At the end of the day, staying married is about valuing a commitment and a covenant above all else no matter how your spouse changes. However, now that we are in the midst of busy daily life, I'm SO grateful that we talked through a lot of our core values before we tied the knot. It's paying off... big time. Our personalities and the "how" of our approach is different, but we both want the same end goal. When two people are on the same page about the "big stuff", it's easier to sort through the small stuff. Brad and I largely agree on faith, kids, finances, family, roles in marriage, and other core issues that can cause a lot of conflict in marriage. That's not to say we haven't had our share of conflicts or unexpected "hey, wait...I thought you wanted something different" conversations, but overall, those things haven't provoked major hurt in our lives. I'm thankful for this, and I attribute it to God's protection and conversing about those issues before we got married.
It's essential to be a good forgiver.
Want to know a skill that we've exercised a lot in the last 4 years? Forgiveness. I classify it as a skill, because it's something that doesn't always come easy or naturally...it takes practice. We started out early in our marriage saying to each other, "would you forgive me for...(and then naming the specific sin)" and then the other person says, "yes, I forgive you for... (naming specific sin)." This way, we don't minimize or act like it doesn't matter to reconcile about specific offenses. It's hard to look the person you love in the eye and name your sin, and it's equally hard to name the sin and be the forgiver. Setting this pattern was difficult, but 4 years later, it's paying off. Although we've had lots of hurts and conflicts, those things have been reconciled and put away, not to harm our relationship for years to come. We make it a practice to resolve things and then refuse to continue punishing or holding it over the other persons head. Wow...marriage changer right there.
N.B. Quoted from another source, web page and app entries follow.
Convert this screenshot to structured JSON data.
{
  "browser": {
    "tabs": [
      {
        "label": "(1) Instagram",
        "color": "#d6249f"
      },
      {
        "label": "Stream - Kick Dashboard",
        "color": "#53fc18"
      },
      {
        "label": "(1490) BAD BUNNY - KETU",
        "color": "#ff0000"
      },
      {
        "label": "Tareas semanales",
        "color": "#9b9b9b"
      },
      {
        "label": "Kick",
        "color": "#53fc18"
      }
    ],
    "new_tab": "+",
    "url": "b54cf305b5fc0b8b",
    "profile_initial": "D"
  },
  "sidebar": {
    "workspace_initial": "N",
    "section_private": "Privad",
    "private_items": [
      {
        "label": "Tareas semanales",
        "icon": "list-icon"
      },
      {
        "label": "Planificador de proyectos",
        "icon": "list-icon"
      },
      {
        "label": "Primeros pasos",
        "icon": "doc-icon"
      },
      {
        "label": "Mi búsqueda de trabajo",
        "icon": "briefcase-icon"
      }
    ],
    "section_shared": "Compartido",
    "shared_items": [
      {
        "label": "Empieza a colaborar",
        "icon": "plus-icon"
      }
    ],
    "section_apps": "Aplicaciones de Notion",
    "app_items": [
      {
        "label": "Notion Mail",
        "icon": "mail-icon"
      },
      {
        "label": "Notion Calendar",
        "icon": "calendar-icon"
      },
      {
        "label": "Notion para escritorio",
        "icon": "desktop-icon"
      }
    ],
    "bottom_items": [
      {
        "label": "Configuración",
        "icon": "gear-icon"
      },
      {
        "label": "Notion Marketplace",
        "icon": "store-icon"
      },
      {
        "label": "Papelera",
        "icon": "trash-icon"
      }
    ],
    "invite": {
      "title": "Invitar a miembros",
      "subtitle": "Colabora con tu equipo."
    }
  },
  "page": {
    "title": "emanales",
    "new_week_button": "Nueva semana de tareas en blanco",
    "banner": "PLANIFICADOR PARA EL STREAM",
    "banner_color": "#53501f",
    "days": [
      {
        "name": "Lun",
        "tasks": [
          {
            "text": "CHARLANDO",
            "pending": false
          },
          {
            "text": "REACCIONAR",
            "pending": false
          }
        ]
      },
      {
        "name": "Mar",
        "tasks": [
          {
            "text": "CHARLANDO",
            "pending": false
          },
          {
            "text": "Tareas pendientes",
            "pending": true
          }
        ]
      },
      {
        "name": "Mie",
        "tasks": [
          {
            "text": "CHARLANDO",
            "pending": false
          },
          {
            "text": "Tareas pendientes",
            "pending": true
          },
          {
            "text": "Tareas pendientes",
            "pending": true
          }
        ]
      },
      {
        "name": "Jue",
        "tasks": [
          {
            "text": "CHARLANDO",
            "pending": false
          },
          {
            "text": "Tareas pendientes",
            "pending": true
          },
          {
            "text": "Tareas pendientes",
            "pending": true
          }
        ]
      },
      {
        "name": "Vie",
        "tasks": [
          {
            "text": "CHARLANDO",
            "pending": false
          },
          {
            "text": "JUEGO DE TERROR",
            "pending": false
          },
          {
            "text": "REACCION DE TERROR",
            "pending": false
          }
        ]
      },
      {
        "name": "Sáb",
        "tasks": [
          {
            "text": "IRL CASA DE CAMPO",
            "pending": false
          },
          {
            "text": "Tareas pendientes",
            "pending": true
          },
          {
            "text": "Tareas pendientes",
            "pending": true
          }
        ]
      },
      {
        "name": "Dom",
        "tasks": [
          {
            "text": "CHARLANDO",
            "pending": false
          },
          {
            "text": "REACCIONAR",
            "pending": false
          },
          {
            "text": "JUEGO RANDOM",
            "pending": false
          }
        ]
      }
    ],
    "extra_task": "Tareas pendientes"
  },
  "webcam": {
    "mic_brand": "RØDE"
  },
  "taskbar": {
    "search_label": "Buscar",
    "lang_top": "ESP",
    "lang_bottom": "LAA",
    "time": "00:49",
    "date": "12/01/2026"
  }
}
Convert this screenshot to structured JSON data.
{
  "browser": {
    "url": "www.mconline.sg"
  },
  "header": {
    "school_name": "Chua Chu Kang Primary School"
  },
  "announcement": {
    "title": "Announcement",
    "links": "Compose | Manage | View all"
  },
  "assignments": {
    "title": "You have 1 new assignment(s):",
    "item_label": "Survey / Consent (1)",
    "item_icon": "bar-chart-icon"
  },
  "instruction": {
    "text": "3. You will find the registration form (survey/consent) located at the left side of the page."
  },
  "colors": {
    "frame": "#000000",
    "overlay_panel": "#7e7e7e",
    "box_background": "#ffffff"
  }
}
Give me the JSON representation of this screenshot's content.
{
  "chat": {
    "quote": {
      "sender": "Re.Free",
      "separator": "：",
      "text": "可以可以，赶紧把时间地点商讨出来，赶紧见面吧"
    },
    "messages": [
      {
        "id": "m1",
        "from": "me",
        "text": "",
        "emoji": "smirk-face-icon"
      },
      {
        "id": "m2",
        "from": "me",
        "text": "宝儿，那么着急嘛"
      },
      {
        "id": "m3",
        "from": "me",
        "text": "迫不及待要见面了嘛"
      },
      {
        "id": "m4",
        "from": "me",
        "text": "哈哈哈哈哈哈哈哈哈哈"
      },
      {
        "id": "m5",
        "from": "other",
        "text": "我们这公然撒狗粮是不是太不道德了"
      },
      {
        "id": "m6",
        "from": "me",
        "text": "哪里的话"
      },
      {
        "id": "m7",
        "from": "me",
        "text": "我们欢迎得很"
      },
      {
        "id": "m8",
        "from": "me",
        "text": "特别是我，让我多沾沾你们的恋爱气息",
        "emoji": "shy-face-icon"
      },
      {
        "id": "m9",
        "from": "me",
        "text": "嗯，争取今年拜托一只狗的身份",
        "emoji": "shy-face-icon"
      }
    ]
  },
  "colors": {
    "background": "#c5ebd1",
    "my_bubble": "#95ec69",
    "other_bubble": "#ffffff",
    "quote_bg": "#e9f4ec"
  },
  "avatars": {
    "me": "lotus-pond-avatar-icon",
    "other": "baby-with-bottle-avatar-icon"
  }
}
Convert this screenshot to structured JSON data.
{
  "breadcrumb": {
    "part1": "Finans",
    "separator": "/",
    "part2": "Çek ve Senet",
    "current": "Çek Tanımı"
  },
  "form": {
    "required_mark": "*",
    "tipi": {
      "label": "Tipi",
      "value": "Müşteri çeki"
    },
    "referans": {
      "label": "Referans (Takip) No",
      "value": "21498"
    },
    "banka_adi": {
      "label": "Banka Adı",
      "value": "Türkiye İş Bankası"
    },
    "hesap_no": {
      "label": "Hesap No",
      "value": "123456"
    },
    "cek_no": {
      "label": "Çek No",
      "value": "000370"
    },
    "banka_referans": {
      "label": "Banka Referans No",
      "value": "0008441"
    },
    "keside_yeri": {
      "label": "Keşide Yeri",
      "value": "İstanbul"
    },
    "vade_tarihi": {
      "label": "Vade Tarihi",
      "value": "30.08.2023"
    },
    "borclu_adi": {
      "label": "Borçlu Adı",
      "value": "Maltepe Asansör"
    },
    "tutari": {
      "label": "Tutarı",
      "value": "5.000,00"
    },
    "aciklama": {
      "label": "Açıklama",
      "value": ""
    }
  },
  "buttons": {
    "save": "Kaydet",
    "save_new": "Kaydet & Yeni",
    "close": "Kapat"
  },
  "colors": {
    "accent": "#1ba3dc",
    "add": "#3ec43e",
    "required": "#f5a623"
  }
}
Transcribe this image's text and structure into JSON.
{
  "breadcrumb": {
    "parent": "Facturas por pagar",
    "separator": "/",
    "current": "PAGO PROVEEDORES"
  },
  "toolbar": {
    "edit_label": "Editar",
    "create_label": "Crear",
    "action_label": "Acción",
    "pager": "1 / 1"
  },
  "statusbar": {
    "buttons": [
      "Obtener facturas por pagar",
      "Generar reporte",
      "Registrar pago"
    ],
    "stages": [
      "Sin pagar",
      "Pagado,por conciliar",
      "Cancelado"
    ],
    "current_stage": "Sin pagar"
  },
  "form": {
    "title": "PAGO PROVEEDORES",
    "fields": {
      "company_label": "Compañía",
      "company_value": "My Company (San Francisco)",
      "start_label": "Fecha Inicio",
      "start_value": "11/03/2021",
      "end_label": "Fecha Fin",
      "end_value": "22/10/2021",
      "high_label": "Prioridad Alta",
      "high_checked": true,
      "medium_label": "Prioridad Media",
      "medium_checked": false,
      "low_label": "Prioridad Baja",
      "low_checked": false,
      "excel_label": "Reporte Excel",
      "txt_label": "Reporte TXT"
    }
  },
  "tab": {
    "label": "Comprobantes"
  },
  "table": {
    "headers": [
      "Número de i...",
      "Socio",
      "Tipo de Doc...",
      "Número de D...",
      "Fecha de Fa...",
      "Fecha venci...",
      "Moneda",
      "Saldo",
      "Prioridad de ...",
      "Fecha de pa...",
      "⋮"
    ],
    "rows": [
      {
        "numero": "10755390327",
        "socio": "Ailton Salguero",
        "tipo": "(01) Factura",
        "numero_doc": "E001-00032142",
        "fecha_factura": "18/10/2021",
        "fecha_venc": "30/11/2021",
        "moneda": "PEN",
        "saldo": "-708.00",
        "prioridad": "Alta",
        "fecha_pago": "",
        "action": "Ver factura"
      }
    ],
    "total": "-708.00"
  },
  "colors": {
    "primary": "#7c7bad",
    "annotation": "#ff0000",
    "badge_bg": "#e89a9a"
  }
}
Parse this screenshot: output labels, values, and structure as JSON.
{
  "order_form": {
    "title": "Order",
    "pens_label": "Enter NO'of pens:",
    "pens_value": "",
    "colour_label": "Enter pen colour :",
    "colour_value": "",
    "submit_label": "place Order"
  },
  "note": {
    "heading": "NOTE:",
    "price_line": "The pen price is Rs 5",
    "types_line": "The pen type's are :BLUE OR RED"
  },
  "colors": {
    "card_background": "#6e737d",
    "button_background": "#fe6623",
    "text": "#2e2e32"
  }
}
Make time for each other and live life together.
Sometimes people have teased us about being homebodies or overly reliant on each other. It's true that often times you'll find us doing things as a couple when we could be doing our own thing. Partly, this is because we genuinely like doing things together and we feel like best friends. When I have a choice, Brad is the first person I want to share activities and experiences with. Doing things as a couple, even mundane daily things like talking about business goals, going for walks, and eating meals together every night, has helped us grow as friends and companions.
Grow and change with your spouse's interests.
Although we had many conversations about our core values before we were married, that's not to say that things haven't changed over the years. I sometimes hear the expression, "we just grew in different directions and became different people," when referring to the end of a relationship. Growing in the same direction is a choice, and you can choose to follow your spouse in his or her interests instead of fighting them. Brad is a dreamer and has lots of frequently changing ideas and interests. At first, I fought this and wanted to get practical, bringing his dreams down to earth. By God's grace, early in our marriage I realized that if I wanted to keep going with Brad, I needed to keep growing with Brad. These days I try to embrace, participate in, and support his interests in whatever way I can. Yes, there is still need for the occasional, "let's get real about this" conversation, but not as often as you would think.
I'm so thankful for Brad and I am in AWE that God put me with someone who is exactly right for me in so many ways.
- Source : fromthejensens.blogspot.fr